Sean: Outside the themes, our audience, and knowing what they gravitate towards, I think getting a project that truly is interesting. For me, what makes a really good story or pitch is the level of detail. When a writer establishes a character and the world that we’re going to be in, it’s easy to tell if the person has a good understanding of what this person’s triggers are, what the stakes are, as well as capture the things that we know we need for our demographic which is predominantly African American women.
It’s all about those nuances, those stakes, those lovably flawed characters, and that you know who you are and who your audience is. Whether or not it’s a project for us at ALLBLK, I think is the less important piece of it. I think it’s just about making a good project. Oftentimes people can get in their minds to write for a certain network or studio with a specific mandate. But I think that’s just what they want and what they’re looking for. That doesn’t mean that’s what you should provide them. I believe that you should do what you do well. And you’ll find the right home as you go through it. Because at the end of the day, good stories are good stories. -Sean Charles
Question: What advice do you have for emerging writers?
Sean: I know this isn’t the easiest, but if you love [the project] enough, even when everyone is saying no, make it yourself, if you can. Because sometimes people can’t see the vision. That’s a real thing. If you can and are comfortable with making a digital series or a short film, submit it to a few places—see what works. Because people in development are constantly looking online in addition to working on pitches that we’re getting. We’re also looking for what’s out there. What are people responding to that’s going viral? What podcasts are people listening to? What’s new on TikTok, YouTube, and Snapchat? There are so many projects that people don’t know that they start off that way. I’m a huge believer in investing and betting on yourself, and I know it’s tricky because no one wants to make things without a return. But it’s definitely a balance. I don’t think you lose anything by putting your story out there.
GET YOUR STORY OUT THERE

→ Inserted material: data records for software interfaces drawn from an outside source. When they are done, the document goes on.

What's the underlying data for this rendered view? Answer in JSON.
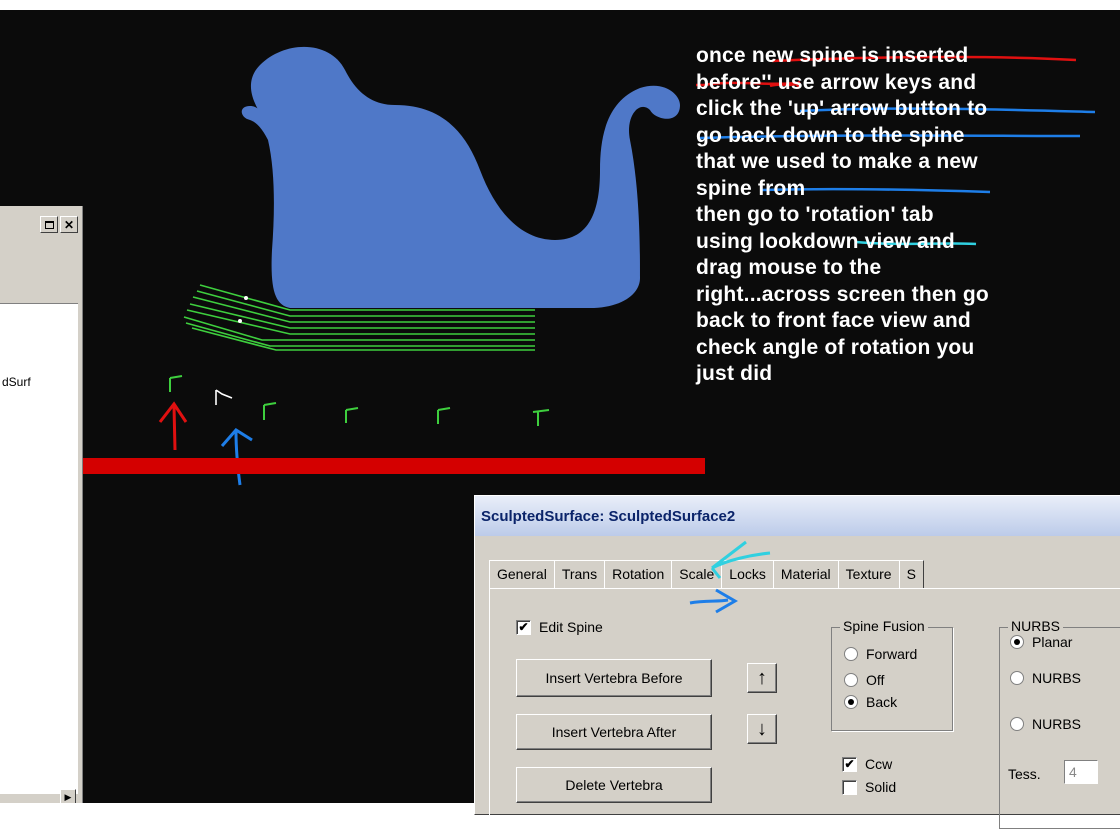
{
  "left_window": {
    "list_item": "dSurf"
  },
  "annotation_text": {
    "lines": [
      "once new spine is inserted",
      "before'' use arrow keys and",
      "click the 'up' arrow button to",
      "go back down to the spine",
      "that we used to make a new",
      "spine from",
      "then go to 'rotation' tab",
      "using lookdown view and",
      "drag mouse to the",
      "right...across screen then go",
      "back to front face view and",
      "check angle of rotation you",
      "just did"
    ]
  },
  "dialog": {
    "title": "SculptedSurface:  SculptedSurface2",
    "tabs": [
      "General",
      "Trans",
      "Rotation",
      "Scale",
      "Locks",
      "Material",
      "Texture",
      "S"
    ],
    "edit_spine_label": "Edit Spine",
    "edit_spine_checked": true,
    "insert_before_label": "Insert Vertebra Before",
    "insert_after_label": "Insert Vertebra After",
    "delete_label": "Delete Vertebra",
    "spine_fusion": {
      "legend": "Spine Fusion",
      "options": [
        "Forward",
        "Off",
        "Back"
      ],
      "selected": "Back"
    },
    "ccw_label": "Ccw",
    "ccw_checked": true,
    "solid_label": "Solid",
    "solid_checked": false,
    "nurbs": {
      "legend": "NURBS",
      "options": [
        "Planar",
        "NURBS",
        "NURBS"
      ],
      "selected": "Planar"
    },
    "tess_label": "Tess.",
    "tess_value": "4"
  },
  "colors": {
    "viewport_bg": "#0b0b0b",
    "shape_fill": "#4f78c8",
    "spine_green": "#3ecf3e",
    "red_bar": "#d40000",
    "annotation_red": "#e01010",
    "annotation_blue": "#1e7ee8",
    "annotation_cyan": "#30d0e0"
  }
}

Don’t miss out on the chance to get industry guidance from Sean, as well as continued support and script circulation from our Writer Development Team. And not to mention, $2,500 in cash to help further your writing career.
Click here to learn more and submit your TV script to our 2023 TV Pilot Competition. You got this!
SHORE SCRIPTS & THE WGA STRIKE
In regard to the current WGA strike, you may be wondering how Shore Scripts plans to proceed with our script circulation and contests during this time. Here’s what you should know:
We fully support the strike. Our goal hasn’t changed. We are still here for emerging screenwriters and filmmakers, supporting you as you develop your work and take the next steps in your screenwriting careers.
Many of our contests offer script circulation and industry meetings as prizes, and this is our approach:
- Winners and Finalists of this year’s TV Pilot Contest will receive their invitation to join our Writer Development Program (WDP) in November 2023.
- We will not circulate scripts or arrange meetings directly with struck companies for the period of the strike.
- We never circulate a script without first asking for permission from the writer(s).
- Script circulation is not the only outcome of the WDP – you may wish to work on other aspects of your career and script development with the team.
- Any script circulation offered as a prize for any of our contests can be deferred at the writer(s) request.
- We are always listening and reacting to changes and challenges in the industry so that we can create the best opportunities for our writers.
We support the WGA and wish for a swift resolution to the strike, so writers can get back to doing what they love best—writing. And so that all writers can share in the just rewards for their creativity and important work.